Joy Of Cooking did not say to mix olive oil into this mixture. Ooops.

Joy Of Cooking said to preheat the oven to 450 degrees. Apparently we’re going to turn it down later for some reason. There’s a whole section “About Roasting Poultry” that I was supposed to have read before embarking on this recipe, and that probably explains why, but I didn’t read it so don’t know (didn’t I just say I liked the book because of all the explanations? I guess I just like having the option to educate myself more than the actual education).

The spice mixture, along with a bottle of cheap red wine, and the whole chicken. The wine does not get used in this recipe, at least not on the chicken..

The spice mixture, along with a bottle of cheap red wine, and the whole chicken.
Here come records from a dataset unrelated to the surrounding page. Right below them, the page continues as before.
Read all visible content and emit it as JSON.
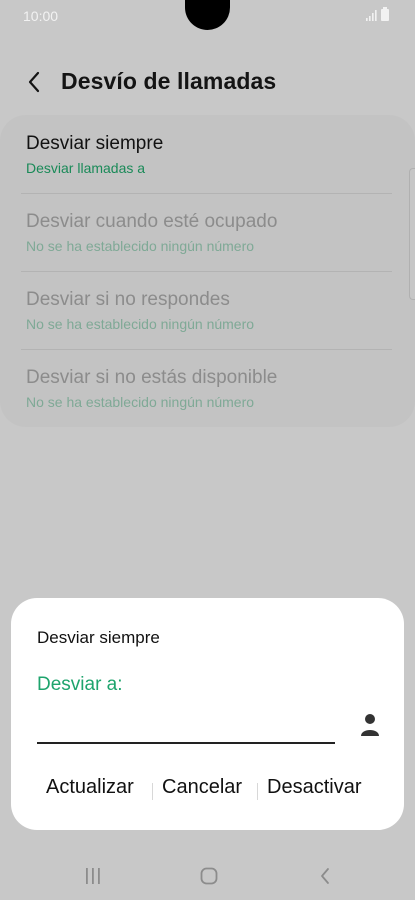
{
  "status_bar": {
    "time": "10:00",
    "icons": [
      "signal-icon",
      "battery-icon"
    ]
  },
  "header": {
    "back_icon": "chevron-left-icon",
    "title": "Desvío de llamadas"
  },
  "settings": {
    "items": [
      {
        "title": "Desviar siempre",
        "subtitle": "Desviar llamadas a",
        "enabled": true
      },
      {
        "title": "Desviar cuando esté ocupado",
        "subtitle": "No se ha establecido ningún número",
        "enabled": false
      },
      {
        "title": "Desviar si no respondes",
        "subtitle": "No se ha establecido ningún número",
        "enabled": false
      },
      {
        "title": "Desviar si no estás disponible",
        "subtitle": "No se ha establecido ningún número",
        "enabled": false
      }
    ]
  },
  "dialog": {
    "title": "Desviar siempre",
    "field_label": "Desviar a:",
    "field_value": "",
    "contact_icon": "person-icon",
    "actions": {
      "update": "Actualizar",
      "cancel": "Cancelar",
      "deactivate": "Desactivar"
    }
  },
  "nav_bar": {
    "icons": [
      "recent-apps-icon",
      "home-icon",
      "back-icon"
    ]
  },
  "colors": {
    "accent": "#1ea46d",
    "scrim_background": "#c8c8c8",
    "dialog_background": "#ffffff"
  }
}
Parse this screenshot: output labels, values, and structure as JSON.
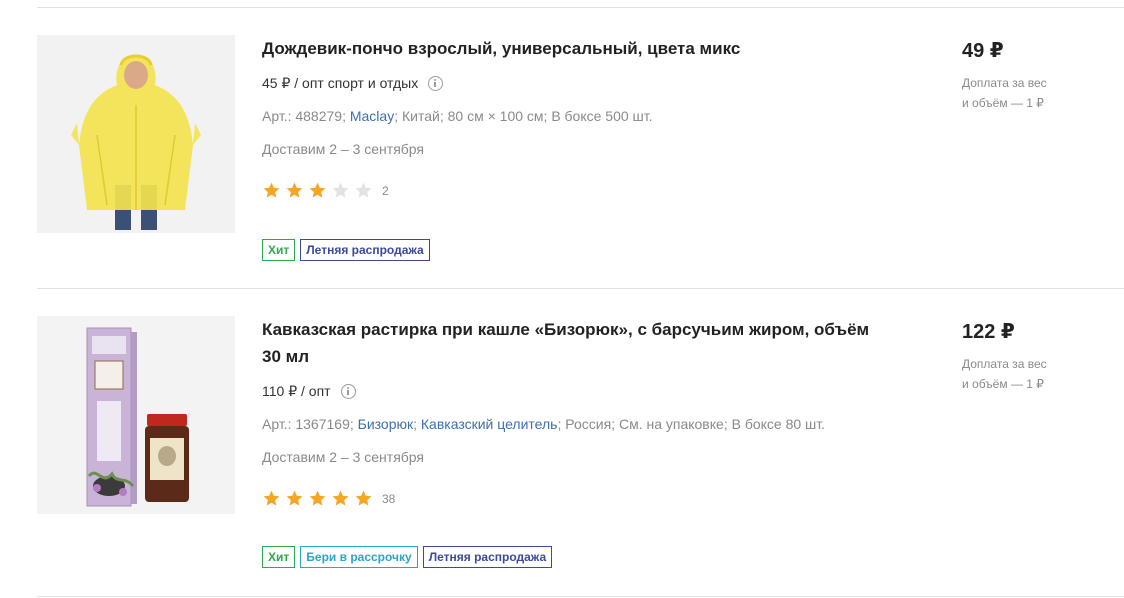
{
  "currency_icon": "ruble-sign",
  "colors": {
    "star_filled": "#f5a623",
    "star_empty": "#e2e2e2",
    "link": "#3e6fb0",
    "badge_hit": "#2fa84f",
    "badge_installment": "#27a7c4",
    "badge_sale": "#3b4a9a"
  },
  "products": [
    {
      "title": "Дождевик-пончо взрослый, универсальный, цвета микс",
      "opt": "45 ₽ / опт спорт и отдых",
      "meta": {
        "article": "Арт.: 488279;",
        "brand": "Maclay",
        "brand_sep": ";",
        "country": "Китай;",
        "size": "80 см × 100 см;",
        "box": "В боксе 500 шт."
      },
      "delivery": "Доставим 2 – 3 сентября",
      "rating": 3,
      "reviews": "2",
      "badges": [
        "Хит",
        "Летняя распродажа"
      ],
      "price": "49 ₽",
      "surcharge_line1": "Доплата за вес",
      "surcharge_line2": "и объём — 1 ₽"
    },
    {
      "title": "Кавказская растирка при кашле «Бизорюк», с барсучьим жиром, объём 30 мл",
      "opt": "110 ₽ / опт",
      "meta": {
        "article": "Арт.: 1367169;",
        "brand": "Бизорюк",
        "brand_sep": ";",
        "brand2": "Кавказский целитель",
        "brand2_sep": ";",
        "country": "Россия;",
        "size": "См. на упаковке;",
        "box": "В боксе 80 шт."
      },
      "delivery": "Доставим 2 – 3 сентября",
      "rating": 5,
      "reviews": "38",
      "badges": [
        "Хит",
        "Бери в рассрочку",
        "Летняя распродажа"
      ],
      "price": "122 ₽",
      "surcharge_line1": "Доплата за вес",
      "surcharge_line2": "и объём — 1 ₽"
    }
  ]
}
The wine does not get used in this recipe, at least not on the chicken.

I accidentally stepped in front of the light and got this shot- ooooh ominous.

I accidentally stepped in front of the light and got this shot- ooooh ominous shadows

Ok, back to the recipe. Here's the mixture with the olive oil added to it.

Ok, back to the recipe. Here's the mixture with the olive oil added to it.

The mixture was supposed to be carefully put under the skin of the chicken. Fine. Well, ok, I sorta did that. But the olive oil made it tricky to do. I did manage to loosen the skin and spoon some of the mixture under the main part of the chicken. But then it occurred to me that I should do the legs, too. That seemed overly tedious and too hard to do- the legs are small and I wasn’t sure how I’d separate the skin without tearing it. Plus now the whole thing started to seem like just too much! So I just poured the rest of the mixture over the chicken and brushed it all on there really well. Of course the spices are probably going to cause it to burn. It might not be pretty but it will be tasty (I know this because I’ve done it before). Then I got on a chair to take the battery out of the smoke detector. Don’t do this, it’s dangerous! Oh, hey, the battery is already out of the smoke detector. So ANYHOW, here’s the chicken ready for the oven.

The chicken ready to be roasted.

The chicken ready to be roasted.

See that pretty red Le Creuset? My brother got it for me for Christmas one year. It had a pretty lid and the whole thing was just so darn pretty I could never bring myself to use it. Then in one of our many moves, the lid broke and from then on I felt perfectly fine using it and getting it all gunked up with burnt on chicken, etc. I don’t think it’s technically a roasting pan but it works great.

Ok, so I think the oven is sufficiently preheated so I put the chicken in (middle rack, of course), and turned down the heat to 350. How I’ll get a decent roast chicken at 350 is a mystery to me, but we’ll see.

At this point I had to stop and take a picture of my ridiculously cute cats.

Gus and Cookie Puss

Gus and Cookie Puss

OK! The chicken is done! How do I know? Why, I have an instant read thermometer, that’s how. This is something you must have- it’s the only way to tell if your chicken is cooked. When you stab it in the middle part and it reaches 160 degrees, it’s done (Joy of Cooking says 180 in the thigh- I’ve always done 160 in the middle and it’s always been perfectly done).  It took about an hour and 15 minutes. And hey! It wasn’t burnt! The skin wasn’t as crispy as when I cook it at 400 but it was still tasty.

When the chicken reaches 160 degrees it's done.

When the chicken reaches 160 degrees it's done.

Then I usually let it rest for 10 or 15 minutes. Joy makes no mention of resting (unless it’s in that “About” section). But everyone knows you have to let it rest!!

Yum! I put a little of the pan drippings over it. I may go back to the regular way of doing it, but the smoked paprika was a nice addition, so maybe I’ll figure out a way of adding it without burning the skin.

The finished product.

The finished product.